by Robert Bently
In an effort to attack Christian faith as a whole, many critics attempt to discredit the Bible. Many of their criticisms are similar and can be grouped into a few categories. Most of the criticisms in one category can be rebutted in pretty much the same way so it's important that Christians learn how to identify common criticisms so that we can give a proper response (1 Peter 3:15).
One such category is “reverse etymology” (as identified in “Exegetical Fallacies” by D. A. Carson). Reverse etymology occurs when we force our modern understanding of a term onto the original meaning of the term. Look at the following example:
“These, moreover, you shall detest among the birds; they are abhorrent, not to be eaten: the eagle and the vulture and the buzzard,... and the stork, the heron in its kinds, and the hoopoe, and the bat.” (Leviticus 11:13,19, NASB)

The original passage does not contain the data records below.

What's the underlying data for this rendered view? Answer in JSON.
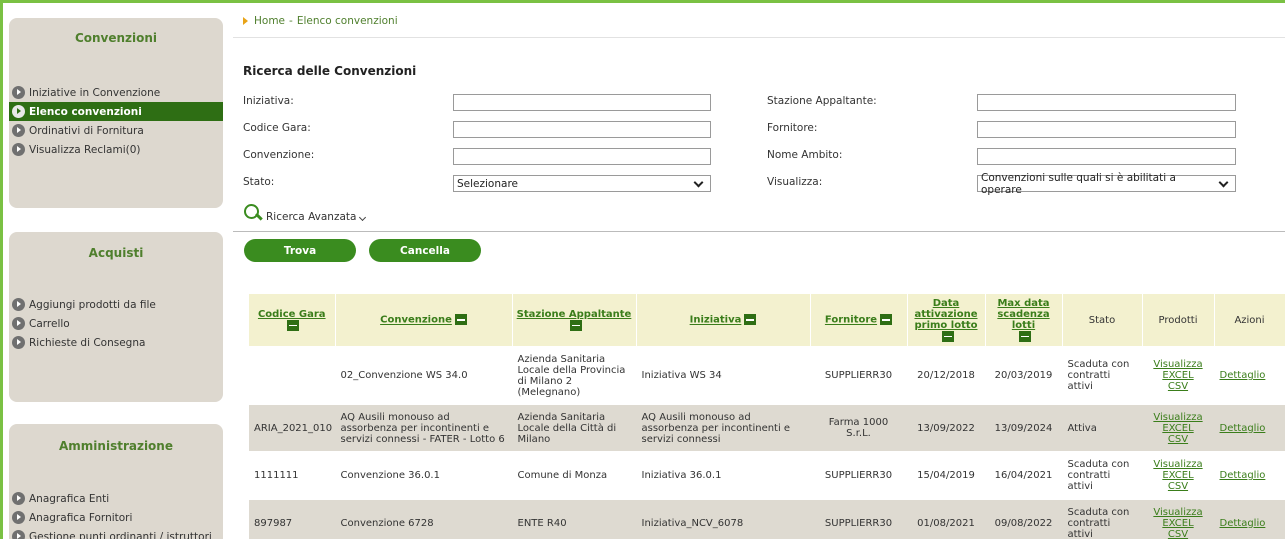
{
  "breadcrumb": {
    "home": "Home",
    "separator": "-",
    "current": "Elenco convenzioni"
  },
  "sidebar": {
    "convenzioni": {
      "title": "Convenzioni",
      "items": [
        {
          "label": "Iniziative in Convenzione",
          "active": false
        },
        {
          "label": "Elenco convenzioni",
          "active": true
        },
        {
          "label": "Ordinativi di Fornitura",
          "active": false
        },
        {
          "label": "Visualizza Reclami(0)",
          "active": false
        }
      ]
    },
    "acquisti": {
      "title": "Acquisti",
      "items": [
        {
          "label": "Aggiungi prodotti da file"
        },
        {
          "label": "Carrello"
        },
        {
          "label": "Richieste di Consegna"
        }
      ]
    },
    "amministrazione": {
      "title": "Amministrazione",
      "items": [
        {
          "label": "Anagrafica Enti"
        },
        {
          "label": "Anagrafica Fornitori"
        },
        {
          "label": "Gestione punti ordinanti / istruttori"
        }
      ]
    }
  },
  "search": {
    "title": "Ricerca delle Convenzioni",
    "iniziativa": {
      "label": "Iniziativa:",
      "value": ""
    },
    "codice_gara": {
      "label": "Codice Gara:",
      "value": ""
    },
    "convenzione": {
      "label": "Convenzione:",
      "value": ""
    },
    "stato": {
      "label": "Stato:",
      "value": "Selezionare"
    },
    "stazione_appaltante": {
      "label": "Stazione Appaltante:",
      "value": ""
    },
    "fornitore": {
      "label": "Fornitore:",
      "value": ""
    },
    "nome_ambito": {
      "label": "Nome Ambito:",
      "value": ""
    },
    "visualizza": {
      "label": "Visualizza:",
      "value": "Convenzioni sulle quali si è abilitati a operare"
    },
    "advanced": "Ricerca Avanzata",
    "find_button": "Trova",
    "cancel_button": "Cancella"
  },
  "table": {
    "headers": {
      "codice_gara": "Codice Gara",
      "convenzione": "Convenzione",
      "stazione": "Stazione Appaltante",
      "iniziativa": "Iniziativa",
      "fornitore": "Fornitore",
      "data_attivazione": "Data attivazione primo lotto",
      "max_data": "Max data scadenza lotti",
      "stato": "Stato",
      "prodotti": "Prodotti",
      "azioni": "Azioni"
    },
    "rows": [
      {
        "codice": "",
        "convenzione": "02_Convenzione WS 34.0",
        "stazione": "Azienda Sanitaria Locale della Provincia di Milano 2 (Melegnano)",
        "iniziativa": "Iniziativa WS 34",
        "fornitore": "SUPPLIERR30",
        "data_attivazione": "20/12/2018",
        "max_data": "20/03/2019",
        "stato": "Scaduta con contratti attivi",
        "p1": "Visualizza",
        "p2": "EXCEL",
        "p3": "CSV",
        "azione": "Dettaglio"
      },
      {
        "codice": "ARIA_2021_010",
        "convenzione": "AQ Ausili monouso ad assorbenza per incontinenti e servizi connessi - FATER - Lotto 6",
        "stazione": "Azienda Sanitaria Locale della Città di Milano",
        "iniziativa": "AQ Ausili monouso ad assorbenza per incontinenti e servizi connessi",
        "fornitore": "Farma 1000 S.r.L.",
        "data_attivazione": "13/09/2022",
        "max_data": "13/09/2024",
        "stato": "Attiva",
        "p1": "Visualizza",
        "p2": "EXCEL",
        "p3": "CSV",
        "azione": "Dettaglio"
      },
      {
        "codice": "1111111",
        "convenzione": "Convenzione 36.0.1",
        "stazione": "Comune di Monza",
        "iniziativa": "Iniziativa 36.0.1",
        "fornitore": "SUPPLIERR30",
        "data_attivazione": "15/04/2019",
        "max_data": "16/04/2021",
        "stato": "Scaduta con contratti attivi",
        "p1": "Visualizza",
        "p2": "EXCEL",
        "p3": "CSV",
        "azione": "Dettaglio"
      },
      {
        "codice": "897987",
        "convenzione": "Convenzione 6728",
        "stazione": "ENTE R40",
        "iniziativa": "Iniziativa_NCV_6078",
        "fornitore": "SUPPLIERR30",
        "data_attivazione": "01/08/2021",
        "max_data": "09/08/2022",
        "stato": "Scaduta con contratti attivi",
        "p1": "Visualizza",
        "p2": "EXCEL",
        "p3": "CSV",
        "azione": "Dettaglio"
      }
    ]
  },
  "colors": {
    "brand_green": "#3a8c1f",
    "active_green": "#2e6e14",
    "header_bg": "#f3f1cf",
    "panel_bg": "#ddd8cf",
    "frame": "#7ac143"
  }
}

Now, everyone knows that bats are not birds and so this “proves” the Bible is wrong, right? Well, bats are not birds according to modern taxonomy. However, when Moses penned Leviticus, Linnean taxonomy was still a few dozen centuries away. As a matter of fact, the word “bird” likely did not even exist yet since it is an English word.

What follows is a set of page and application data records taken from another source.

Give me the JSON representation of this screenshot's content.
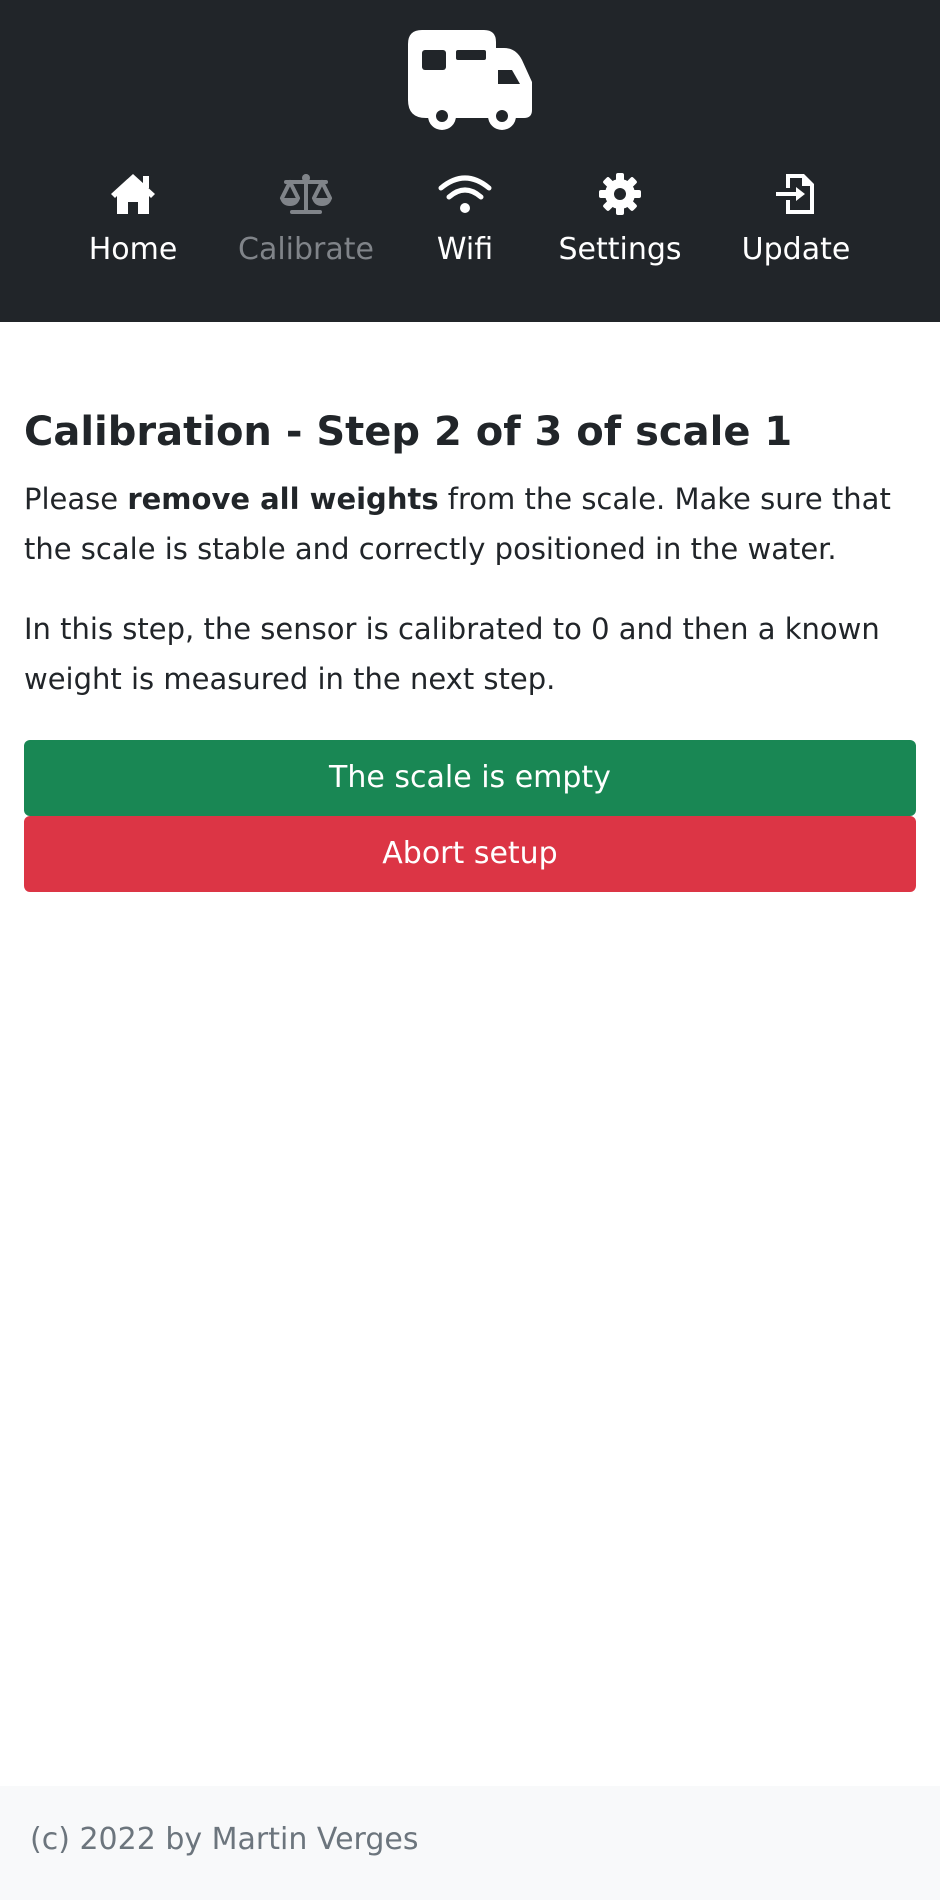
{
  "header": {
    "logo_icon": "rv-camper-icon"
  },
  "nav": {
    "items": [
      {
        "label": "Home",
        "icon": "home-icon",
        "active": false
      },
      {
        "label": "Calibrate",
        "icon": "scale-balance-icon",
        "active": true
      },
      {
        "label": "Wifi",
        "icon": "wifi-icon",
        "active": false
      },
      {
        "label": "Settings",
        "icon": "gear-icon",
        "active": false
      },
      {
        "label": "Update",
        "icon": "file-import-icon",
        "active": false
      }
    ]
  },
  "main": {
    "title": "Calibration - Step 2 of 3 of scale 1",
    "instruction": {
      "prefix": "Please ",
      "emphasis": "remove all weights",
      "suffix": " from the scale. Make sure that the scale is stable and correctly positioned in the water."
    },
    "note": "In this step, the sensor is calibrated to 0 and then a known weight is measured in the next step.",
    "confirm_button": "The scale is empty",
    "abort_button": "Abort setup"
  },
  "footer": {
    "text": "(c) 2022 by Martin Verges"
  },
  "colors": {
    "header_bg": "#212529",
    "nav_active": "#808489",
    "success": "#198754",
    "danger": "#dc3545",
    "footer_bg": "#f8f9fa",
    "footer_text": "#6c757d"
  }
}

The word translated above as “bird” (“fowl” in the KJV) is the Hebrew word “oph” (עוף) which literally means “winged.” Regardless of how we define a bird today (feathered, egg-laying, etc), the Jews of antiquity were certainly not wrong to identify both birds and bats as winged…